Natural Law Theory
Posted by Jake on Feb 10, 2017
Listed on pp. 138-139 of your text are several criticisms of natural law theory. Which of those criticisms did you take to be the strongest, and why?
I regard the following quote as the strongest criticism: "Some philosophers have depicted human nature as evil, deceitful, and uncontrolled"
The key point is that not all characteristics of human nature are 'good'. Because of this, Thomas Hobbes argued that society needs a strong government otherwise life would be "nasty, brutish, and short". On the other hand, Thomas Aquinas claimed that good and evil is derived from the rational nature of humans.
The evidence in opposition of Aquinas and Natural Law is in the actions of people.
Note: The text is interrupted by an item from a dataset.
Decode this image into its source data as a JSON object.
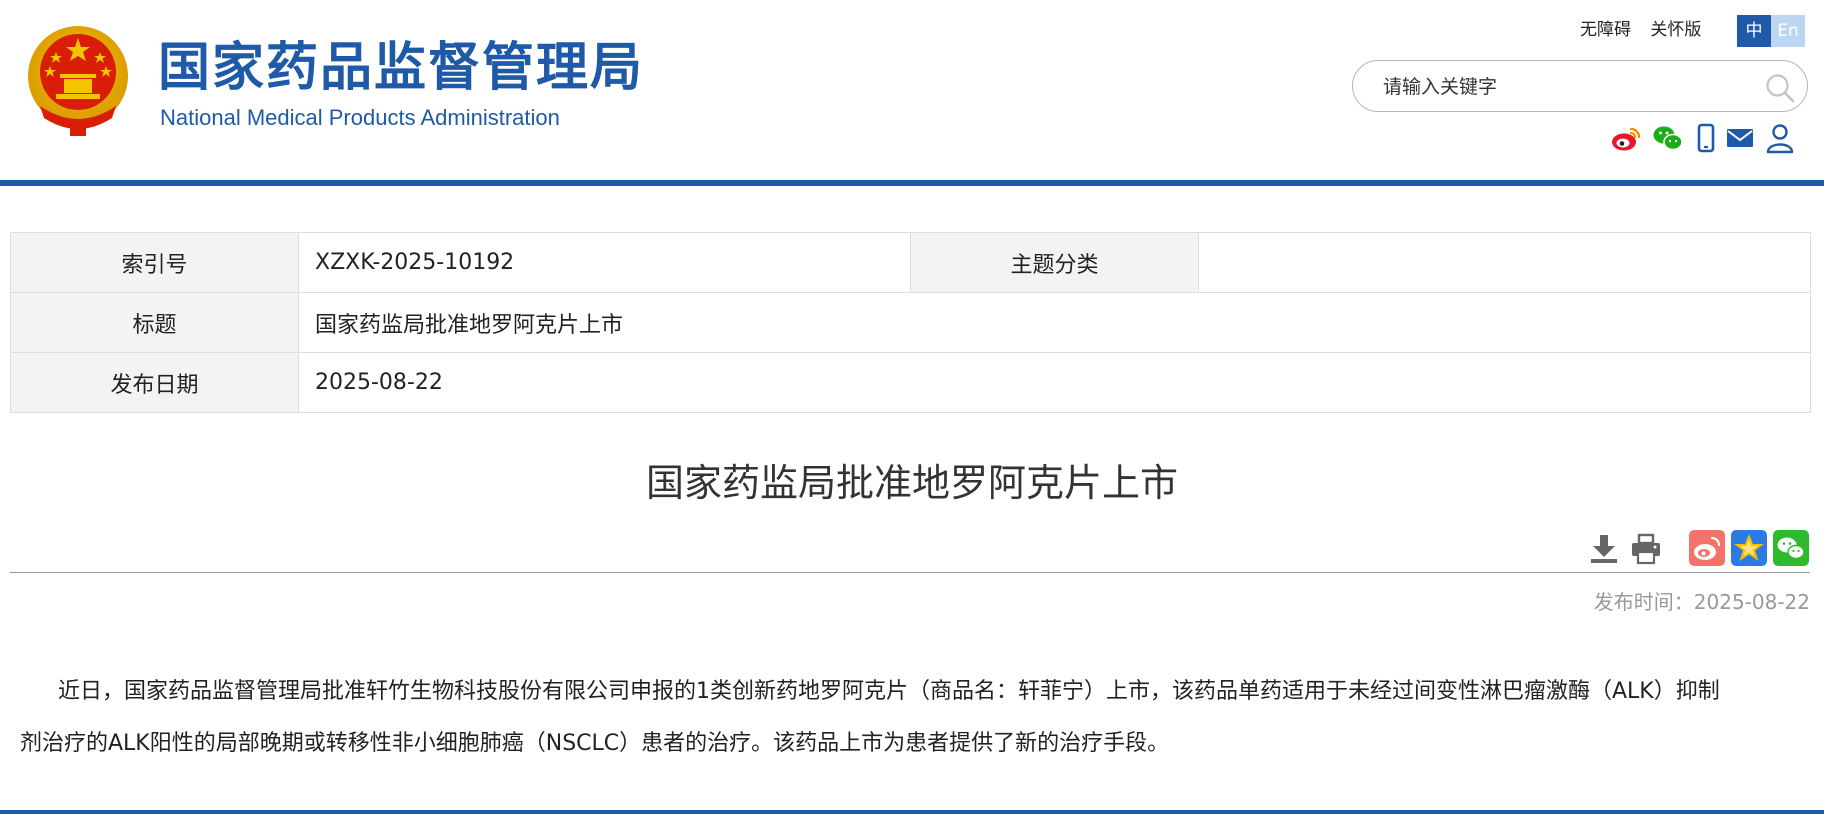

Humans have done terrible things and participated in behavior that was harmful to one another consistently throughout history. Some have argued that those individuals participating in the evil actions are simply irrational or outright transgressing natural law. But how can we know for sure? Very intelligent individuals willingly commit heinous acts, are they all irrational and opposing an inherent knowledge of good? If you compare different cultures across the world, each culture will have different moral codes according to what they believe is justified. If there was a consistent good derived from the rational nature of all humans, then wouldn't every culture have the same moral codes?
Whether or not we can actually derive a set of moral laws from what is in nature and what we can conclude with reason is highly debatable. I don't always think an individual can easily discern an action as morally correct, especially in times of determining whether to put themselves before others.
A final question for more consideration: Are particular human actions banned by our civil laws because we have determined that it hurts the way our society operates, or have we created those laws as a result of our natural conclusion that they are bad?